The difference in the two is that the growth option does not make any interim payouts to you; profits or gains that accumulate in the fund are reinvested automatically in the fund and reflected as gains in the daily net asset value (NAV) or price of the scheme.
Whereas, in the dividend option, interim profits and gains are given out to investors on a regular basis. This time frame may be pre-defined or random.
Usually, dividend options work if you are looking to get some regular income from your mutual fund investment. Recent changes in dividend taxation are an incentive to ignore that choice and stick to the growth option.
Till the previous financial year dividend paid out by a mutual fund scheme was tax-free in the hands of the investor. Mutual fund schemes used to pay a dividend distribution tax (DDT) which was adjusted against the final payout made to investors. For equity mutual funds, this was at 11.64% and 29% for debt mutual funds.
Post Budget 2020, dividends are now taxable when you receive them. For those in the highest tax bracket, this means you will have to pay tax of anywhere between 35% to 42% on the dividend income you receive from mutual fund schemes.
Compared to this, the tax applicable on gains accrued from growth option is lower. Although for debt mutual fund schemes, short term capital gains in the growth option are taxed at income tax rate, long term capital gains (if you hold for at least 3 years) are taxed at 20% on indexed cost, which, lowers the tax outgo considerably.
In case of equity funds, gains from growth option are taxed at 15% for short term capital gains and 10% for long term capital gains on schemes held for at least one year.
Is switching to growth an option?
If you are already invested in dividend options, unaware of this change and think that it makes more sense to be in the growth option of the same scheme, you will have to fill an application for switch from dividend plan to growth plan. While the scheme remains the same, the NAV of both plans is different.
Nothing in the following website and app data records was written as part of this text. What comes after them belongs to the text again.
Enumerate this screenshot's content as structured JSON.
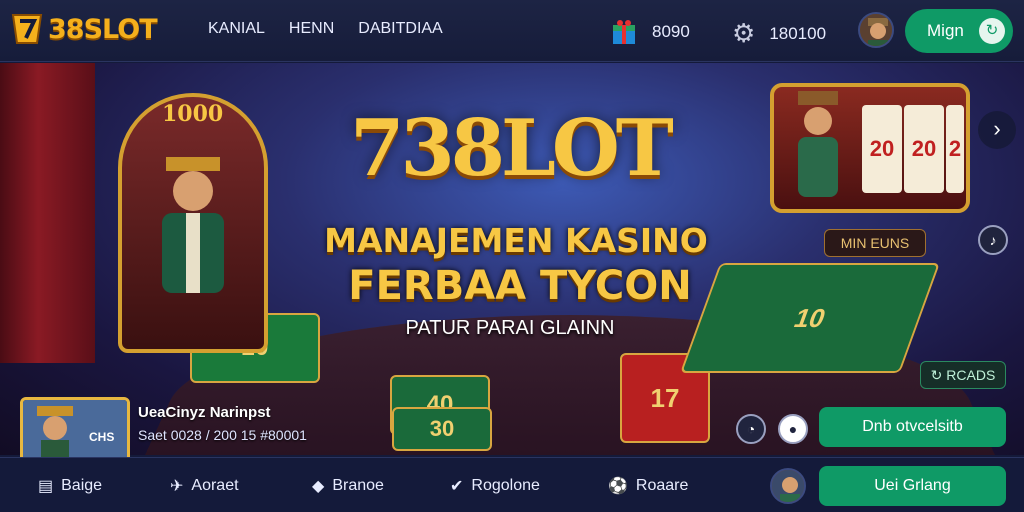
{
  "header": {
    "logo_text": "38SLOT",
    "nav": [
      "KANIAL",
      "HENN",
      "DABITDIAA"
    ],
    "stats": [
      {
        "icon": "gift-box-icon",
        "value": "8090"
      },
      {
        "icon": "gear-icon",
        "value": "180100"
      }
    ],
    "login_label": "Mign"
  },
  "hero": {
    "title": "738LOT",
    "subtitle_line1": "MANAJEMEN KASINO",
    "subtitle_line2": "FERBAA TYCON",
    "subtitle_line3": "PATUR PARAI GLAINN",
    "wheel_label": "1000",
    "badge_win": "MIN EUNS",
    "badge_reads": "RCADS",
    "reels": [
      "20",
      "20",
      "2"
    ],
    "felt_numbers": [
      "20",
      "40",
      "30",
      "17",
      "10"
    ]
  },
  "featured_game": {
    "thumb_label": "CHS",
    "title": "UeaCinyz Narinpst",
    "subtitle": "Saet 0028 / 200 15 #80001",
    "primary_button": "Dnb otvcelsitb"
  },
  "bottom_nav": [
    {
      "icon": "page-icon",
      "label": "Baige"
    },
    {
      "icon": "plane-icon",
      "label": "Aoraet"
    },
    {
      "icon": "drop-icon",
      "label": "Branoe"
    },
    {
      "icon": "shield-check-icon",
      "label": "Rogolone"
    },
    {
      "icon": "soccer-ball-icon",
      "label": "Roaare"
    }
  ],
  "bottom_button": "Uei Grlang",
  "colors": {
    "accent_green": "#0f9a66",
    "gold": "#f7c744",
    "background": "#141a3a"
  }
}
The switch is possible but keep in mind that if you are a long-time investor in a particular scheme, you will end up paying capital gains tax on any accumulated gains at the time of the switch. A switch is as good as selling out of one scheme and buying a new one. If you are a fairly recent investor, while you may not have to contend with high capital gains tax, you should look out for exit load cost on redemption of the scheme.
Going forward, it’s in your best interest to stick to the growth option in case of mutual fund schemes, be it debt or equity. It will be a lot more tax efficient in the long run, plus it’s an incentive not to have pay outs in between so that the fund value can accumulate better over time.